"There have existed nations, and civilized and learned nations, who have thought that a father had a right to sell his child as a slave, in perpetuity; that he could alienate his body and industry conjointly, and à fortiori (argument) his industry separately; and consume its fruits himself. . . . But we, this age, and in this country especially, are advanced beyond those notions of natural law. We acknowledge that our children are born free; that that freedom is the gift of nature, and not of him who begot them; that though under our care during infancy, and therefore of necessity, under a duly tempered authority, that care is confided to us to be exercised for the good of the child only; and his labors during youth are given as a retribution for the charges of infancy. . . . [W]e shall all consider ourselves unauthorized to saddle posterity with our debts, and morally bound to pay them ourselves: and consequently within what may be deemed the period of a generation, or the life [expectancy] of the majority." --Thomas Jefferson

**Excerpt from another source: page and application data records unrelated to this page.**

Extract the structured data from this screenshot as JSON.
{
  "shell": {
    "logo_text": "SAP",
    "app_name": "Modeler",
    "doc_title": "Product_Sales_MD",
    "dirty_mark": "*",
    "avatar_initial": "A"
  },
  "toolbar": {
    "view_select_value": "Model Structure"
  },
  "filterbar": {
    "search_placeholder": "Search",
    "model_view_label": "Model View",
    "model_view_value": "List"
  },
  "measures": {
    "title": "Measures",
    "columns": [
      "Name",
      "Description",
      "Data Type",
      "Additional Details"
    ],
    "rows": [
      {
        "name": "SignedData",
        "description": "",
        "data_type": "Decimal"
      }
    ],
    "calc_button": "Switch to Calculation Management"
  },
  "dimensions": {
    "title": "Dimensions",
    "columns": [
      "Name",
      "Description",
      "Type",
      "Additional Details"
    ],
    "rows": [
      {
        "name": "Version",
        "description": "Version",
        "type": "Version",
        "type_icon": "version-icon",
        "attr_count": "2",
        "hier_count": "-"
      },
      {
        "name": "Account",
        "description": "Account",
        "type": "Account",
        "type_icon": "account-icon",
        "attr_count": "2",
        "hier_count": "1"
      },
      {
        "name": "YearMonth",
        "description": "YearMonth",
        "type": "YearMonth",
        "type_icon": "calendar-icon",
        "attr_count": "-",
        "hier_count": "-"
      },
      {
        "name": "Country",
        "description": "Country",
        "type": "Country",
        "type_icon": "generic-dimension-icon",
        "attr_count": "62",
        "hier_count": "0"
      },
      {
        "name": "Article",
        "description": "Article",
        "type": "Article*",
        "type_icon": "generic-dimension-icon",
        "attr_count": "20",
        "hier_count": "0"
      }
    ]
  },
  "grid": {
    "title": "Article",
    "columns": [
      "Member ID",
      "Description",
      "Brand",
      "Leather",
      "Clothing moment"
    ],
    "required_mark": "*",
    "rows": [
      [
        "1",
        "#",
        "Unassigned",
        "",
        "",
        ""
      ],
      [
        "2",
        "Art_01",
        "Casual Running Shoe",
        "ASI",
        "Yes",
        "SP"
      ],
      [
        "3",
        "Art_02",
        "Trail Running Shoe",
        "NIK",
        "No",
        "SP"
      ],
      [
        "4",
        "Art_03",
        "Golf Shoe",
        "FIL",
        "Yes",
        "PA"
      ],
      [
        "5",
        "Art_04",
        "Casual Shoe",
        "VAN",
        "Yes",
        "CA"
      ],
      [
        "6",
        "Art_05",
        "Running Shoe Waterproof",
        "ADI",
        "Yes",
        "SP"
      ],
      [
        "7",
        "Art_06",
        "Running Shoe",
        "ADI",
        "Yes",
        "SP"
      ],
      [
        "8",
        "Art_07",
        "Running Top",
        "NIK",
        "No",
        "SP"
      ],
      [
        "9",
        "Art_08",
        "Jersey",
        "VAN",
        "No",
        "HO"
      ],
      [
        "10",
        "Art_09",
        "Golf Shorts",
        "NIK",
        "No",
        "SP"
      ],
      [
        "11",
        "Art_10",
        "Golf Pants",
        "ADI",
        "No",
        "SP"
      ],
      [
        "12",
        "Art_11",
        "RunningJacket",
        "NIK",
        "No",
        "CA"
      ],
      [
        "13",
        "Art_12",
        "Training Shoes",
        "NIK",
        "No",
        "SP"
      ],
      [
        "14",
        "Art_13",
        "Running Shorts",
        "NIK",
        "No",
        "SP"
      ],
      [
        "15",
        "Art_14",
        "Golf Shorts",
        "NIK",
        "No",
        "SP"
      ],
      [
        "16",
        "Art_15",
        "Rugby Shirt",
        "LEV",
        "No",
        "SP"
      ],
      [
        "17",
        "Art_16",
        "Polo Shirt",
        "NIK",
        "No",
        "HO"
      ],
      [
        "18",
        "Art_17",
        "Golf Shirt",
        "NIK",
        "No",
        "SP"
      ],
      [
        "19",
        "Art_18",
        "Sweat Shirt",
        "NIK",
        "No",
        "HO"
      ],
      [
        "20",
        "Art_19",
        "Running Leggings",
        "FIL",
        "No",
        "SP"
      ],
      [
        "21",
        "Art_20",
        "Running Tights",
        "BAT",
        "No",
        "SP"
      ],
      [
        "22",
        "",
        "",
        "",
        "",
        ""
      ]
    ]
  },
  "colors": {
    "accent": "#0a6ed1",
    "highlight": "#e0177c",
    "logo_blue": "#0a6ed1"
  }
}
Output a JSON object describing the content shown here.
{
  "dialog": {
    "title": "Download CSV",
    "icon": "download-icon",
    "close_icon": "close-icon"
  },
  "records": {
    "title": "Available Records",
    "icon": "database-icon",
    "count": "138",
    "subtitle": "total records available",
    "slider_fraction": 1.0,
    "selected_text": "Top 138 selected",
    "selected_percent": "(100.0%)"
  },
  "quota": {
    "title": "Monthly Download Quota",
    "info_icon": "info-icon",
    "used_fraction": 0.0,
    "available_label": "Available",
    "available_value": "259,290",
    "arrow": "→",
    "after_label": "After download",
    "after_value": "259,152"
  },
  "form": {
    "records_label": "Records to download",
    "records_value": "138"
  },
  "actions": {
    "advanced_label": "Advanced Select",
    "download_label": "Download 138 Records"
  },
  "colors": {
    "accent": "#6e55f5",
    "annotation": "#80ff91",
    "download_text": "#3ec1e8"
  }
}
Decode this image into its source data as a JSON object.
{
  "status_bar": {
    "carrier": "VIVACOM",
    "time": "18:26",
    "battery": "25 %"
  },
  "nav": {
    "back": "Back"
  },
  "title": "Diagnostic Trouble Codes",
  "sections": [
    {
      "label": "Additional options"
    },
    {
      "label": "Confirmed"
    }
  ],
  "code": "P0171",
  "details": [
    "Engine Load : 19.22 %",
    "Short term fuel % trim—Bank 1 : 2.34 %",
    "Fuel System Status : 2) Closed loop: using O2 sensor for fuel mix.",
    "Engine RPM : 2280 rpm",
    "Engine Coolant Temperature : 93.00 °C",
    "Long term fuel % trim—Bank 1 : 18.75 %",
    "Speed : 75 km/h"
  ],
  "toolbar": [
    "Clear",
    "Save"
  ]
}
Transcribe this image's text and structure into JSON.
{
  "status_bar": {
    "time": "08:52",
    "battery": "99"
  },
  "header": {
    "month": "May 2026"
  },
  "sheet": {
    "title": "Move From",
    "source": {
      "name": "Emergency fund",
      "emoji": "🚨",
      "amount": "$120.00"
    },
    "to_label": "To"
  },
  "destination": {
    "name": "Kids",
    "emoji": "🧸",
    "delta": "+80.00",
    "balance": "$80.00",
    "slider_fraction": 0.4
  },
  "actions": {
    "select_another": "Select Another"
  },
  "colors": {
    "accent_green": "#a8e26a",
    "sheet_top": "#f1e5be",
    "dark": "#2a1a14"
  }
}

"To preserve independence, we must not let our rulers load us with perpetual debt. We must make our election between economy and liberty, or profusion and servitude. If we run into such debts as that we must be taxed in our meat and in our drink, in our necessaries and our comforts, in our labors and our amusements, for our callings and our creeds, as the people of England are, our people, like them, must come to labor sixteen hours in the twenty-four, give the earnings of fifteen of these to the government for their debts and daily expenses, and the sixteenth being insufficient to afford us bread, we must live, as they now do, on oatmeal and potatoes, have no time to think, no means of calling the mismanagers to account, but be glad to obtain subsistence by hiring ourselves to rivet their chains on the necks of our fellow-sufferers."
--Thomas Jefferson, letter to Samuel Kercheval, 1816